__What to work on__: Below are the records; copy each line in them that holds the word "theme".

(Entries from a dataset of interfaces)
* * * * * * *

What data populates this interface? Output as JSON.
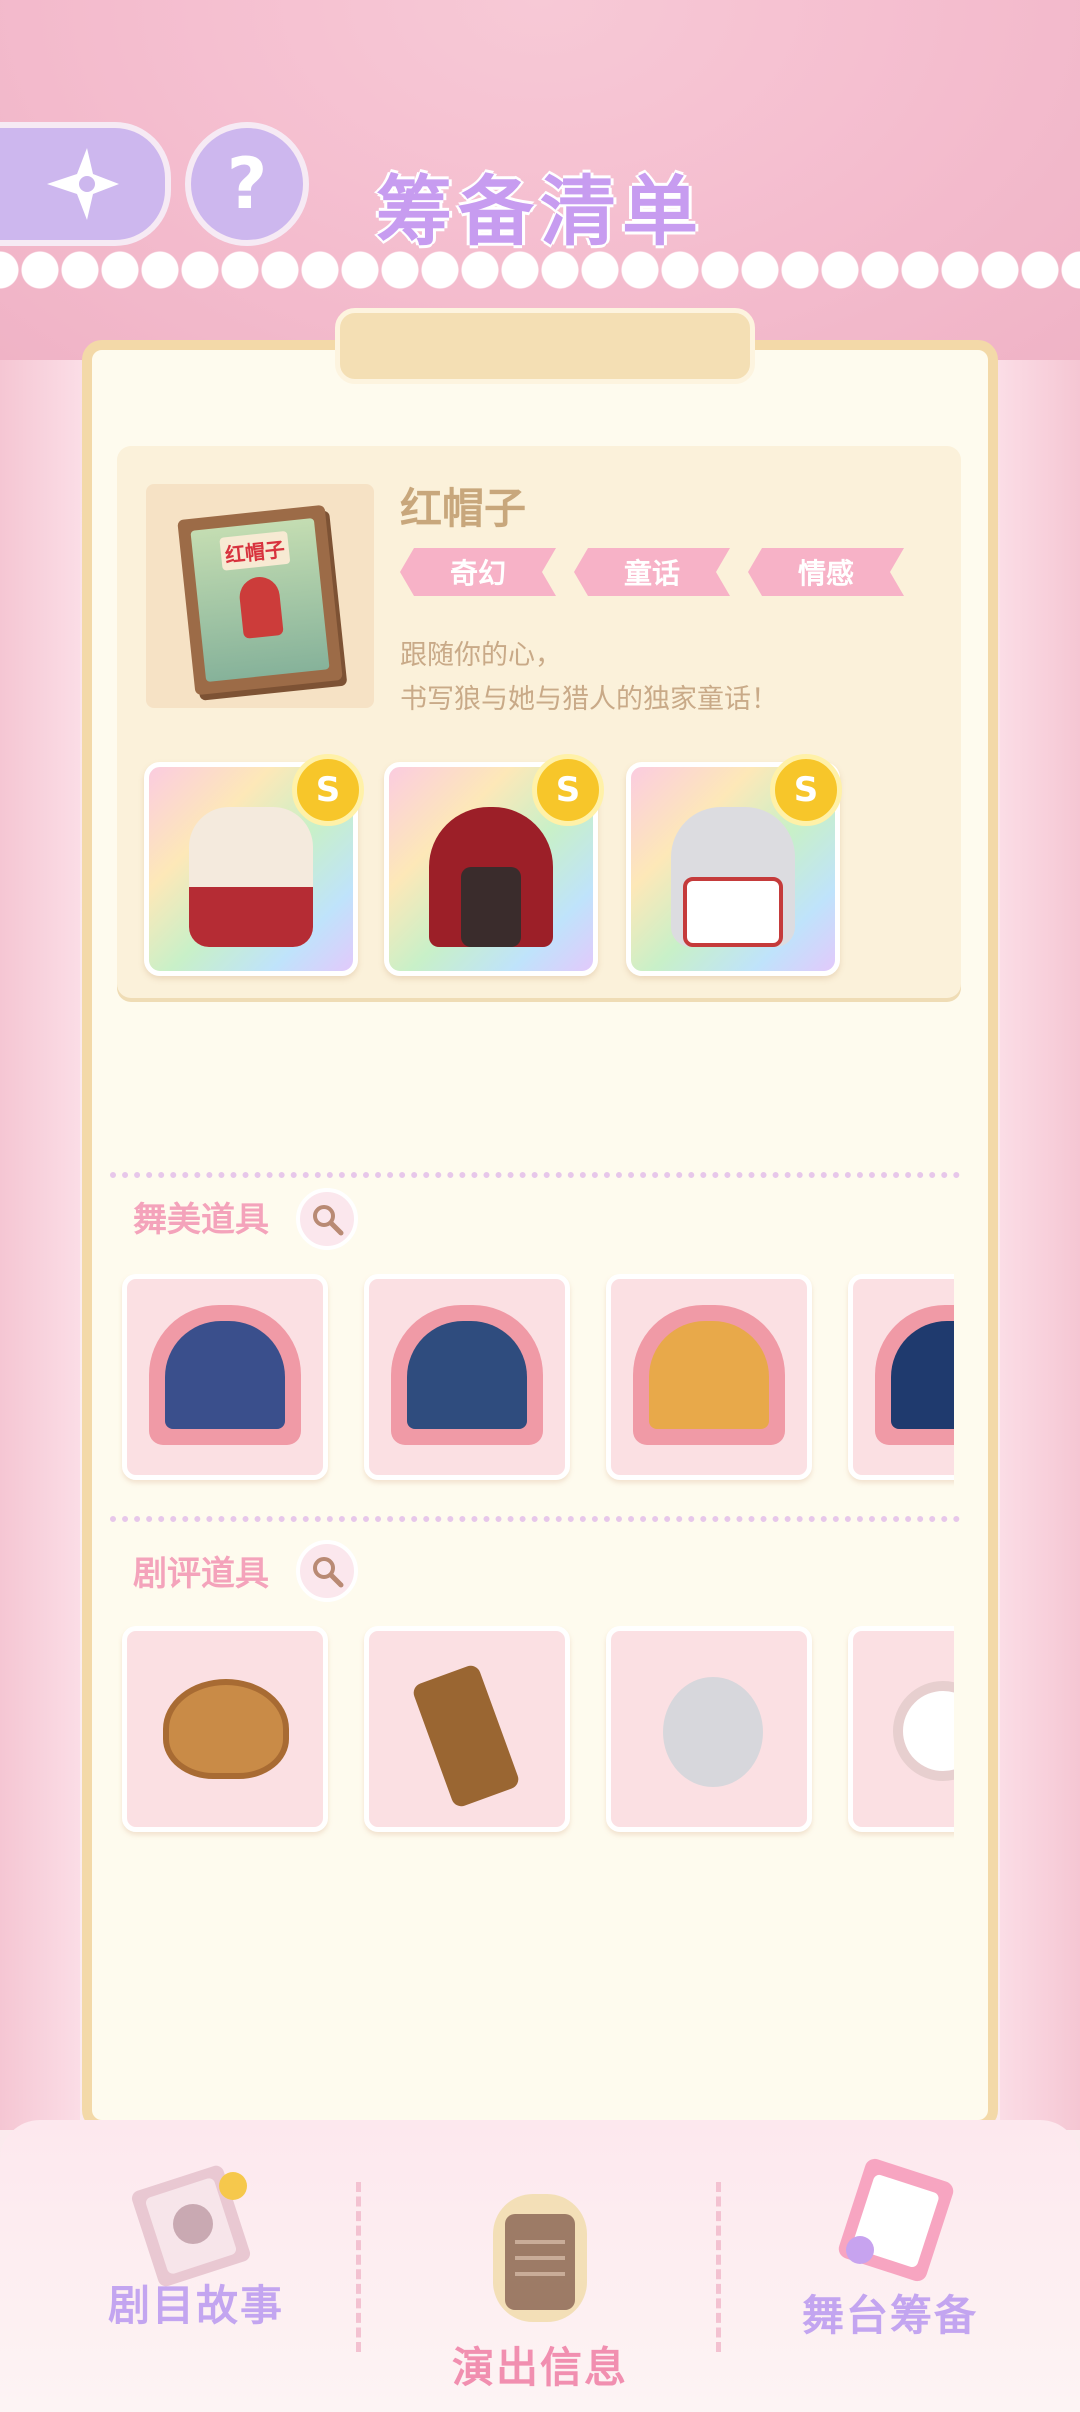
{
  "header": {
    "title": "筹备清单",
    "help_glyph": "?",
    "back_icon": "sparkle-back-icon"
  },
  "story": {
    "name": "红帽子",
    "cover_title": "红帽子",
    "tags": [
      "奇幻",
      "童话",
      "情感"
    ],
    "description_lines": [
      "跟随你的心，",
      "书写狼与她与猎人的独家童话！"
    ],
    "outfits": [
      {
        "badge": "S",
        "color": "#b52c34"
      },
      {
        "badge": "S",
        "color": "#9c1f28"
      },
      {
        "badge": "S",
        "color": "#dcdce0"
      }
    ]
  },
  "sections": {
    "stage_props": {
      "title": "舞美道具",
      "items": [
        {
          "theme": "#3a4f8c"
        },
        {
          "theme": "#2f4c7e"
        },
        {
          "theme": "#e8a94a"
        },
        {
          "theme": "#1f3a6e"
        }
      ]
    },
    "review_props": {
      "title": "剧评道具",
      "items": [
        {
          "name": "basket"
        },
        {
          "name": "quiver"
        },
        {
          "name": "paw"
        },
        {
          "name": "add"
        }
      ]
    }
  },
  "nav": {
    "story": "剧目故事",
    "info": "演出信息",
    "prep": "舞台筹备"
  },
  "colors": {
    "accent_purple": "#c79cf0",
    "tag_pink": "#f7b2c7",
    "section_pink": "#f4a3bb",
    "nav_active": "#f18fb0"
  }
}
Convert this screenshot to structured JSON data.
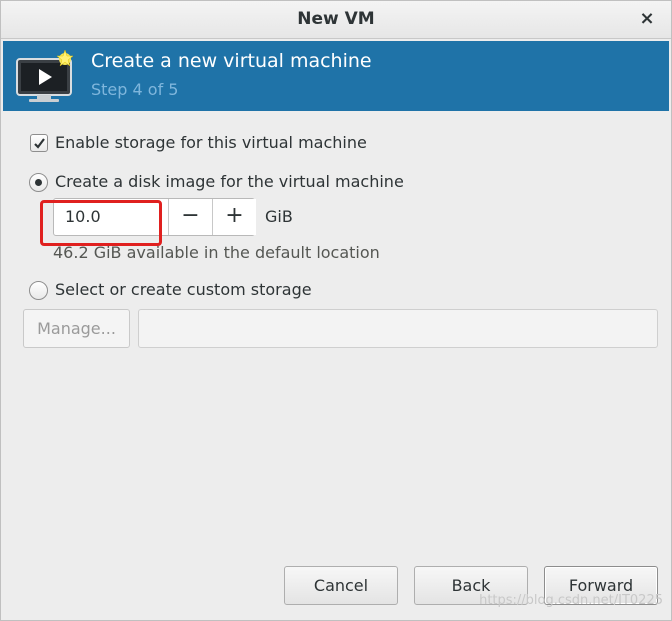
{
  "window": {
    "title": "New VM",
    "close_glyph": "×"
  },
  "banner": {
    "heading": "Create a new virtual machine",
    "step": "Step 4 of 5",
    "icon": "vm-monitor-icon",
    "background_color": "#1f73a8"
  },
  "storage": {
    "enable_label": "Enable storage for this virtual machine",
    "enable_checked": true,
    "disk_image_label": "Create a disk image for the virtual machine",
    "disk_image_selected": true,
    "size_value": "10.0",
    "decrement_glyph": "−",
    "increment_glyph": "+",
    "unit": "GiB",
    "available_hint": "46.2 GiB available in the default location",
    "custom_label": "Select or create custom storage",
    "custom_selected": false,
    "manage_label": "Manage...",
    "path_value": ""
  },
  "footer": {
    "cancel_label": "Cancel",
    "back_label": "Back",
    "forward_label": "Forward"
  },
  "watermark": "https://blog.csdn.net/IT0225",
  "colors": {
    "highlight": "#e0201f",
    "text": "#2e3436"
  }
}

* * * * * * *

__Expected answer__:
          "theme": "#3a4f8c"
          "theme": "#2f4c7e"
          "theme": "#e8a94a"
          "theme": "#1f3a6e"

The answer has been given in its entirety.